##### SUPPLIED MATERIAL

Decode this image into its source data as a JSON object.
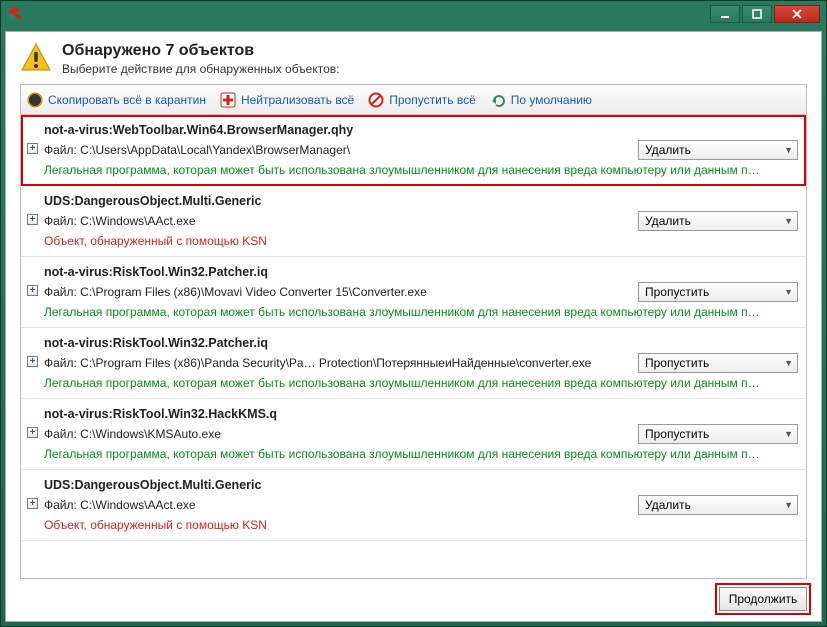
{
  "header": {
    "title": "Обнаружено 7 объектов",
    "subtitle": "Выберите действие для обнаруженных объектов:"
  },
  "toolbar": {
    "quarantine": "Скопировать всё в карантин",
    "neutralize": "Нейтрализовать всё",
    "skip": "Пропустить всё",
    "default": "По умолчанию"
  },
  "labels": {
    "file_prefix": "Файл: "
  },
  "items": [
    {
      "name": "not-a-virus:WebToolbar.Win64.BrowserManager.qhy",
      "path": "C:\\Users\\AppData\\Local\\Yandex\\BrowserManager\\",
      "action": "Удалить",
      "desc": "Легальная программа, которая может быть использована злоумышленником для нанесения вреда компьютеру или данным п…",
      "desc_color": "green",
      "highlight": true
    },
    {
      "name": "UDS:DangerousObject.Multi.Generic",
      "path": "C:\\Windows\\AAct.exe",
      "action": "Удалить",
      "desc": "Объект, обнаруженный с помощью KSN",
      "desc_color": "red",
      "highlight": false
    },
    {
      "name": "not-a-virus:RiskTool.Win32.Patcher.iq",
      "path": "C:\\Program Files (x86)\\Movavi Video Converter 15\\Converter.exe",
      "action": "Пропустить",
      "desc": "Легальная программа, которая может быть использована злоумышленником для нанесения вреда компьютеру или данным п…",
      "desc_color": "green",
      "highlight": false
    },
    {
      "name": "not-a-virus:RiskTool.Win32.Patcher.iq",
      "path": "C:\\Program Files (x86)\\Panda Security\\Pa… Protection\\ПотерянныеиНайденные\\converter.exe",
      "action": "Пропустить",
      "desc": "Легальная программа, которая может быть использована злоумышленником для нанесения вреда компьютеру или данным п…",
      "desc_color": "green",
      "highlight": false
    },
    {
      "name": "not-a-virus:RiskTool.Win32.HackKMS.q",
      "path": "C:\\Windows\\KMSAuto.exe",
      "action": "Пропустить",
      "desc": "Легальная программа, которая может быть использована злоумышленником для нанесения вреда компьютеру или данным п…",
      "desc_color": "green",
      "highlight": false
    },
    {
      "name": "UDS:DangerousObject.Multi.Generic",
      "path": "C:\\Windows\\AAct.exe",
      "action": "Удалить",
      "desc": "Объект, обнаруженный с помощью KSN",
      "desc_color": "red",
      "highlight": false
    }
  ],
  "footer": {
    "continue": "Продолжить"
  }
}
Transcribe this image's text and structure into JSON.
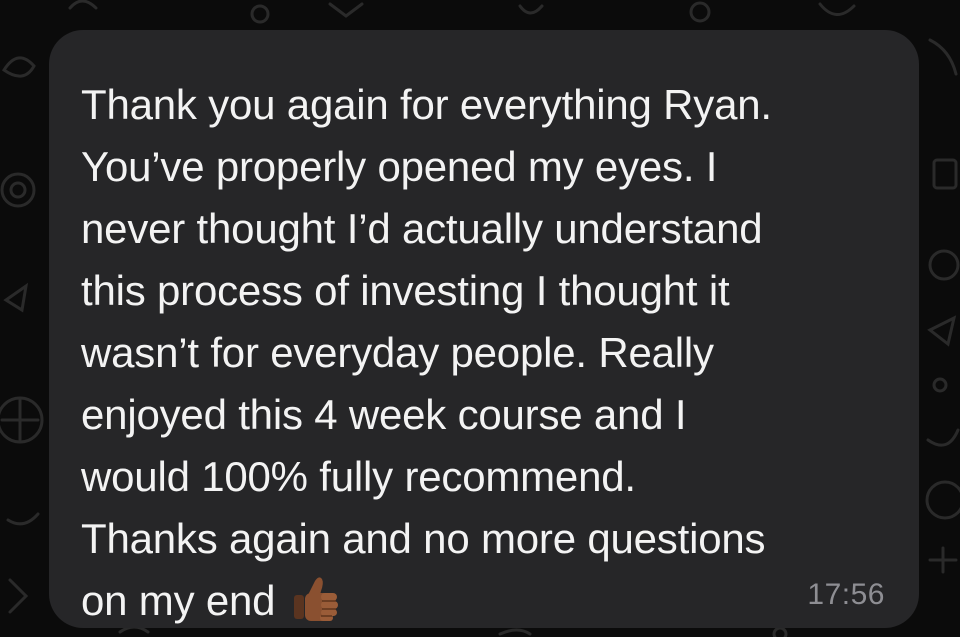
{
  "message": {
    "lines": [
      "Thank you again for everything Ryan.",
      "You’ve properly opened my eyes. I",
      "never thought I’d actually understand",
      "this process of investing I thought it",
      "wasn’t for everyday people. Really",
      "enjoyed this 4 week course and I",
      "would 100% fully recommend.",
      "Thanks again and no more questions",
      "on my end"
    ],
    "emoji": "thumbs-up-medium-dark-skin",
    "time": "17:56"
  },
  "colors": {
    "background": "#0b0b0b",
    "bubble": "#262628",
    "text": "#f3f3f3",
    "timestamp": "#8e8e93",
    "emoji_skin": "#8a5030"
  }
}
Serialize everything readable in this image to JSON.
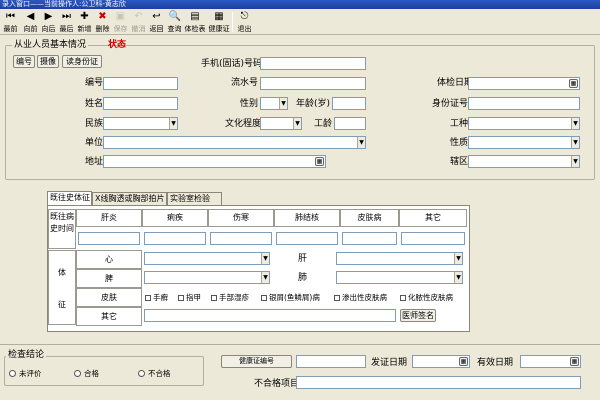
{
  "window": {
    "title": "录入窗口——当前操作人:公卫科-黄志欣"
  },
  "toolbar": {
    "items": [
      {
        "label": "最前",
        "icon": "first-icon"
      },
      {
        "label": "向前",
        "icon": "prev-icon"
      },
      {
        "label": "向后",
        "icon": "next-icon"
      },
      {
        "label": "最后",
        "icon": "last-icon"
      },
      {
        "label": "新增",
        "icon": "add-icon"
      },
      {
        "label": "删除",
        "icon": "delete-icon"
      },
      {
        "label": "保存",
        "icon": "save-icon"
      },
      {
        "label": "撤消",
        "icon": "undo-icon"
      },
      {
        "label": "返回",
        "icon": "return-icon"
      },
      {
        "label": "查询",
        "icon": "query-icon"
      },
      {
        "label": "体检表",
        "icon": "exam-form-icon"
      },
      {
        "label": "健康证",
        "icon": "certificate-icon"
      },
      {
        "label": "退出",
        "icon": "exit-icon"
      }
    ]
  },
  "basic": {
    "group_title": "从业人员基本情况",
    "status_label": "状态",
    "buttons": {
      "number": "编号",
      "capture": "摄像",
      "read_id": "读身份证"
    },
    "labels": {
      "phone": "手机(固话)号码",
      "number": "编号",
      "serial": "流水号",
      "exam_date": "体检日期",
      "name": "姓名",
      "gender": "性别",
      "age": "年龄(岁)",
      "id_card": "身份证号",
      "ethnicity": "民族",
      "education": "文化程度",
      "seniority": "工龄",
      "job_type": "工种",
      "unit": "单位",
      "nature": "性质",
      "address": "地址",
      "district": "辖区"
    }
  },
  "tabs": [
    {
      "label": "既往史体征"
    },
    {
      "label": "X线胸透或胸部拍片"
    },
    {
      "label": "实验室检验"
    }
  ],
  "history": {
    "row_label": "既往病史时间",
    "headers": [
      "肝炎",
      "痢疾",
      "伤寒",
      "肺结核",
      "皮肤病",
      "其它"
    ]
  },
  "signs": {
    "side_top": "体",
    "side_bottom": "征",
    "heart": "心",
    "liver": "肝",
    "spleen": "脾",
    "lung": "肺",
    "skin": "皮肤",
    "other": "其它",
    "skin_options": [
      "手癣",
      "指甲",
      "手部湿疹",
      "银屑(鱼鳞屑)病",
      "渗出性皮肤病",
      "化脓性皮肤病"
    ],
    "doctor_sign": "医师签名"
  },
  "conclusion": {
    "group_title": "检查结论",
    "options": [
      "未评价",
      "合格",
      "不合格"
    ],
    "cert_button": "健康证编号",
    "issue_date": "发证日期",
    "valid_date": "有效日期",
    "fail_items": "不合格项目"
  },
  "colors": {
    "status": "#d00000",
    "titlebar": "#1d3f9e",
    "field_border": "#7f9db9"
  }
}
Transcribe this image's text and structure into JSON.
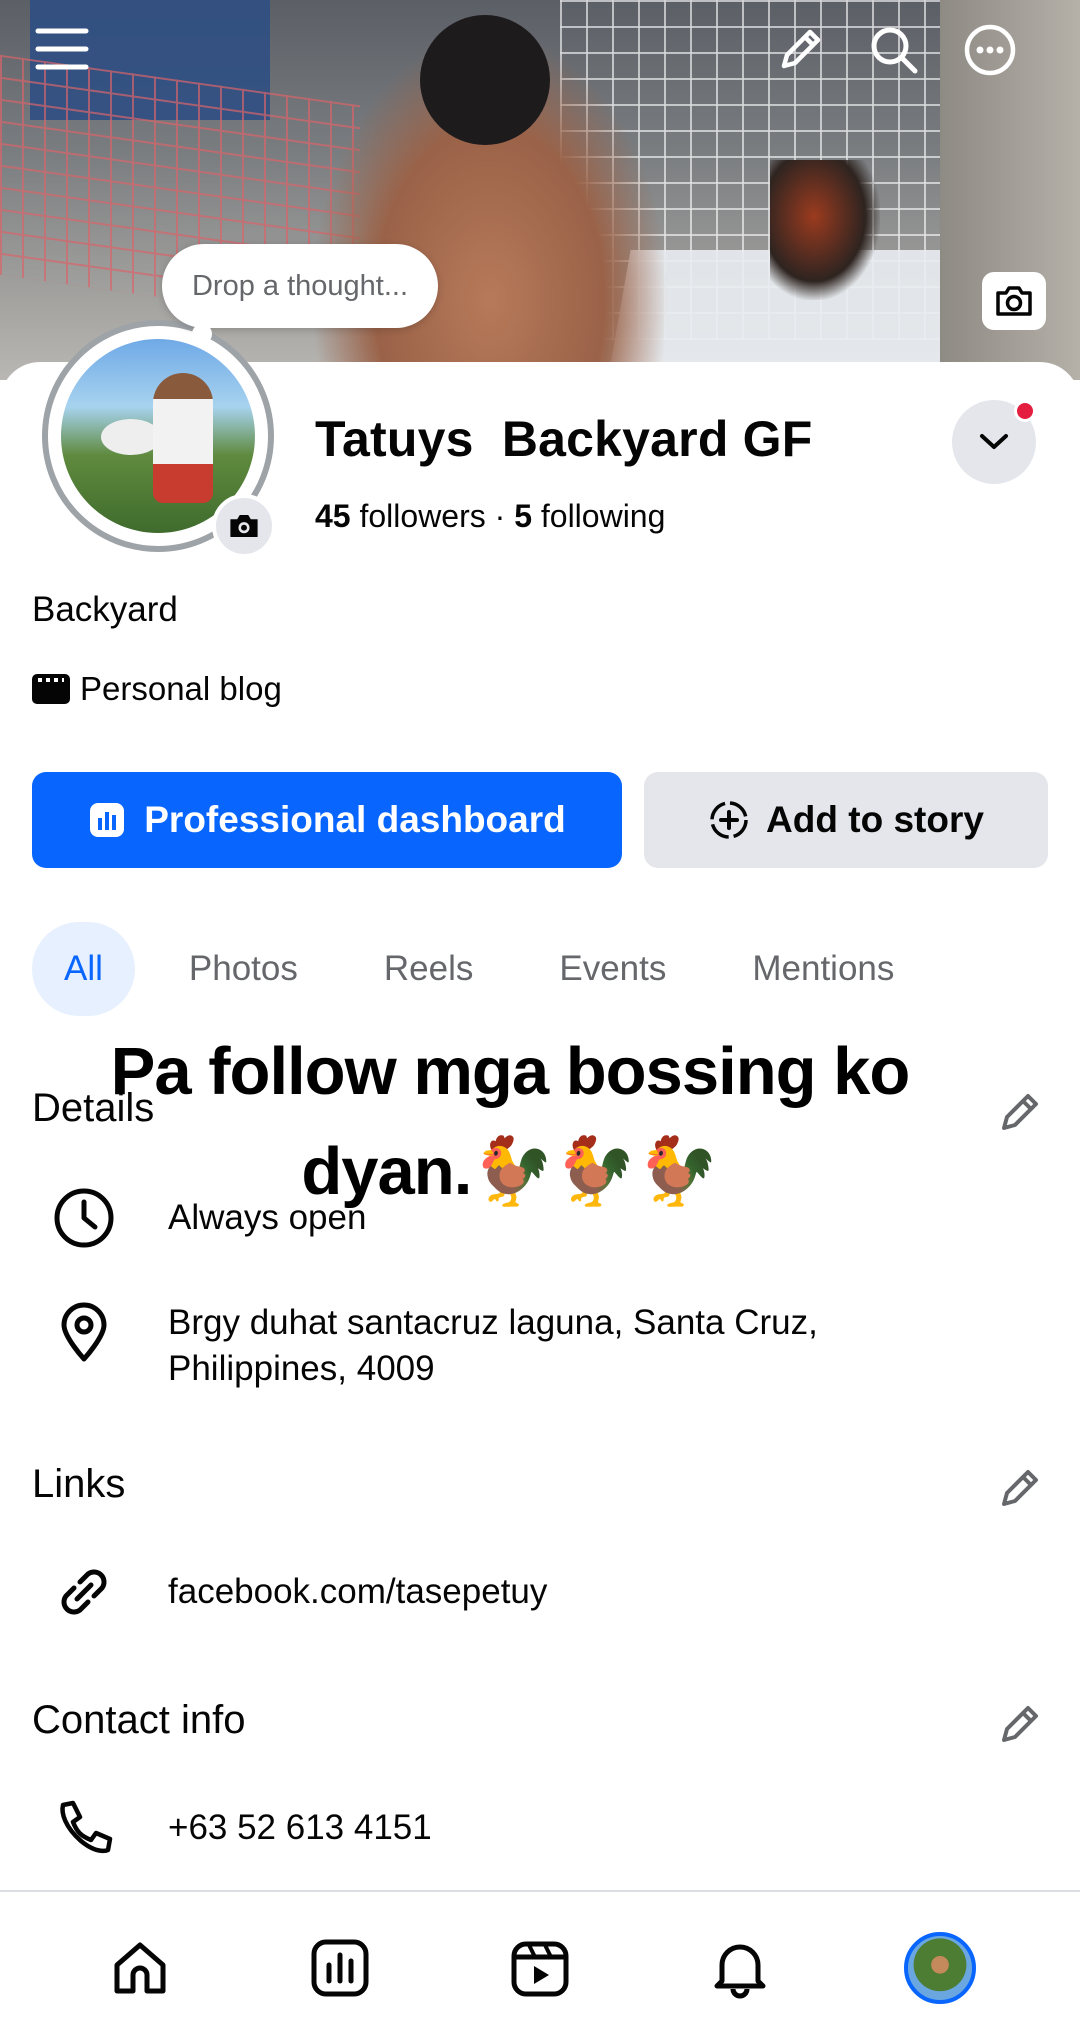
{
  "header": {
    "icons": [
      "menu-icon",
      "pencil-icon",
      "search-icon",
      "more-icon"
    ],
    "thought_placeholder": "Drop a thought..."
  },
  "profile": {
    "name": "Tatuys  Backyard GF",
    "followers_count": "45",
    "followers_label": "followers",
    "separator": "·",
    "following_count": "5",
    "following_label": "following",
    "category": "Backyard",
    "tag": "Personal blog"
  },
  "buttons": {
    "dashboard": "Professional dashboard",
    "story": "Add to story"
  },
  "tabs": [
    {
      "label": "All",
      "active": true
    },
    {
      "label": "Photos",
      "active": false
    },
    {
      "label": "Reels",
      "active": false
    },
    {
      "label": "Events",
      "active": false
    },
    {
      "label": "Mentions",
      "active": false
    }
  ],
  "overlay_caption": "Pa follow mga bossing ko dyan.🐓🐓🐓",
  "details": {
    "title": "Details",
    "hours": "Always open",
    "address": "Brgy duhat santacruz laguna, Santa Cruz, Philippines, 4009"
  },
  "links": {
    "title": "Links",
    "url": "facebook.com/tasepetuy"
  },
  "contact": {
    "title": "Contact info",
    "phone": "+63 52 613 4151"
  },
  "bottom_nav": [
    "home-icon",
    "dashboard-icon",
    "reels-icon",
    "bell-icon",
    "profile-avatar"
  ],
  "colors": {
    "accent": "#0866ff",
    "notification": "#e41e3f",
    "secondary_button": "#e4e6eb",
    "active_tab_bg": "#e7f0fe"
  }
}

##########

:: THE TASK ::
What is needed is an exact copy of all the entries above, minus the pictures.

:: ANSWER BOX ::
Decode this image into its source data as a JSON object.
{
  "header": {
    "title": "Обнаружено 7 объектов",
    "subtitle": "Выберите действие для обнаруженных объектов:"
  },
  "toolbar": {
    "quarantine": "Скопировать всё в карантин",
    "neutralize": "Нейтрализовать всё",
    "skip": "Пропустить всё",
    "default": "По умолчанию"
  },
  "labels": {
    "file_prefix": "Файл: "
  },
  "items": [
    {
      "name": "not-a-virus:WebToolbar.Win64.BrowserManager.qhy",
      "path": "C:\\Users\\AppData\\Local\\Yandex\\BrowserManager\\",
      "action": "Удалить",
      "desc": "Легальная программа, которая может быть использована злоумышленником для нанесения вреда компьютеру или данным п…",
      "desc_color": "green",
      "highlight": true
    },
    {
      "name": "UDS:DangerousObject.Multi.Generic",
      "path": "C:\\Windows\\AAct.exe",
      "action": "Удалить",
      "desc": "Объект, обнаруженный с помощью KSN",
      "desc_color": "red",
      "highlight": false
    },
    {
      "name": "not-a-virus:RiskTool.Win32.Patcher.iq",
      "path": "C:\\Program Files (x86)\\Movavi Video Converter 15\\Converter.exe",
      "action": "Пропустить",
      "desc": "Легальная программа, которая может быть использована злоумышленником для нанесения вреда компьютеру или данным п…",
      "desc_color": "green",
      "highlight": false
    },
    {
      "name": "not-a-virus:RiskTool.Win32.Patcher.iq",
      "path": "C:\\Program Files (x86)\\Panda Security\\Pa… Protection\\ПотерянныеиНайденные\\converter.exe",
      "action": "Пропустить",
      "desc": "Легальная программа, которая может быть использована злоумышленником для нанесения вреда компьютеру или данным п…",
      "desc_color": "green",
      "highlight": false
    },
    {
      "name": "not-a-virus:RiskTool.Win32.HackKMS.q",
      "path": "C:\\Windows\\KMSAuto.exe",
      "action": "Пропустить",
      "desc": "Легальная программа, которая может быть использована злоумышленником для нанесения вреда компьютеру или данным п…",
      "desc_color": "green",
      "highlight": false
    },
    {
      "name": "UDS:DangerousObject.Multi.Generic",
      "path": "C:\\Windows\\AAct.exe",
      "action": "Удалить",
      "desc": "Объект, обнаруженный с помощью KSN",
      "desc_color": "red",
      "highlight": false
    }
  ],
  "footer": {
    "continue": "Продолжить"
  }
}
Transcribe this image's text and structure into JSON.
{
  "message": {
    "lines": [
      "Thank you again for everything Ryan.",
      "You’ve properly opened my eyes. I",
      "never thought I’d actually understand",
      "this process of investing I thought it",
      "wasn’t for everyday people. Really",
      "enjoyed this 4 week course and I",
      "would 100% fully recommend.",
      "Thanks again and no more questions",
      "on my end"
    ],
    "emoji": "thumbs-up-medium-dark-skin",
    "time": "17:56"
  },
  "colors": {
    "background": "#0b0b0b",
    "bubble": "#262628",
    "text": "#f3f3f3",
    "timestamp": "#8e8e93",
    "emoji_skin": "#8a5030"
  }
}
Serialize everything readable in this image to JSON.
{
  "window": {
    "title": "录入窗口——当前操作人:公卫科-黄志欣"
  },
  "toolbar": {
    "items": [
      {
        "label": "最前",
        "icon": "first-icon"
      },
      {
        "label": "向前",
        "icon": "prev-icon"
      },
      {
        "label": "向后",
        "icon": "next-icon"
      },
      {
        "label": "最后",
        "icon": "last-icon"
      },
      {
        "label": "新增",
        "icon": "add-icon"
      },
      {
        "label": "删除",
        "icon": "delete-icon"
      },
      {
        "label": "保存",
        "icon": "save-icon"
      },
      {
        "label": "撤消",
        "icon": "undo-icon"
      },
      {
        "label": "返回",
        "icon": "return-icon"
      },
      {
        "label": "查询",
        "icon": "query-icon"
      },
      {
        "label": "体检表",
        "icon": "exam-form-icon"
      },
      {
        "label": "健康证",
        "icon": "certificate-icon"
      },
      {
        "label": "退出",
        "icon": "exit-icon"
      }
    ]
  },
  "basic": {
    "group_title": "从业人员基本情况",
    "status_label": "状态",
    "buttons": {
      "number": "编号",
      "capture": "摄像",
      "read_id": "读身份证"
    },
    "labels": {
      "phone": "手机(固话)号码",
      "number": "编号",
      "serial": "流水号",
      "exam_date": "体检日期",
      "name": "姓名",
      "gender": "性别",
      "age": "年龄(岁)",
      "id_card": "身份证号",
      "ethnicity": "民族",
      "education": "文化程度",
      "seniority": "工龄",
      "job_type": "工种",
      "unit": "单位",
      "nature": "性质",
      "address": "地址",
      "district": "辖区"
    }
  },
  "tabs": [
    {
      "label": "既往史体征"
    },
    {
      "label": "X线胸透或胸部拍片"
    },
    {
      "label": "实验室检验"
    }
  ],
  "history": {
    "row_label": "既往病史时间",
    "headers": [
      "肝炎",
      "痢疾",
      "伤寒",
      "肺结核",
      "皮肤病",
      "其它"
    ]
  },
  "signs": {
    "side_top": "体",
    "side_bottom": "征",
    "heart": "心",
    "liver": "肝",
    "spleen": "脾",
    "lung": "肺",
    "skin": "皮肤",
    "other": "其它",
    "skin_options": [
      "手癣",
      "指甲",
      "手部湿疹",
      "银屑(鱼鳞屑)病",
      "渗出性皮肤病",
      "化脓性皮肤病"
    ],
    "doctor_sign": "医师签名"
  },
  "conclusion": {
    "group_title": "检查结论",
    "options": [
      "未评价",
      "合格",
      "不合格"
    ],
    "cert_button": "健康证编号",
    "issue_date": "发证日期",
    "valid_date": "有效日期",
    "fail_items": "不合格项目"
  },
  "colors": {
    "status": "#d00000",
    "titlebar": "#1d3f9e",
    "field_border": "#7f9db9"
  }
}
Transcribe this image's text and structure into JSON.
{
  "header": {
    "icons": [
      "menu-icon",
      "pencil-icon",
      "search-icon",
      "more-icon"
    ],
    "thought_placeholder": "Drop a thought..."
  },
  "profile": {
    "name": "Tatuys  Backyard GF",
    "followers_count": "45",
    "followers_label": "followers",
    "separator": "·",
    "following_count": "5",
    "following_label": "following",
    "category": "Backyard",
    "tag": "Personal blog"
  },
  "buttons": {
    "dashboard": "Professional dashboard",
    "story": "Add to story"
  },
  "tabs": [
    {
      "label": "All",
      "active": true
    },
    {
      "label": "Photos",
      "active": false
    },
    {
      "label": "Reels",
      "active": false
    },
    {
      "label": "Events",
      "active": false
    },
    {
      "label": "Mentions",
      "active": false
    }
  ],
  "overlay_caption": "Pa follow mga bossing ko dyan.🐓🐓🐓",
  "details": {
    "title": "Details",
    "hours": "Always open",
    "address": "Brgy duhat santacruz laguna, Santa Cruz, Philippines, 4009"
  },
  "links": {
    "title": "Links",
    "url": "facebook.com/tasepetuy"
  },
  "contact": {
    "title": "Contact info",
    "phone": "+63 52 613 4151"
  },
  "bottom_nav": [
    "home-icon",
    "dashboard-icon",
    "reels-icon",
    "bell-icon",
    "profile-avatar"
  ],
  "colors": {
    "accent": "#0866ff",
    "notification": "#e41e3f",
    "secondary_button": "#e4e6eb",
    "active_tab_bg": "#e7f0fe"
  }
}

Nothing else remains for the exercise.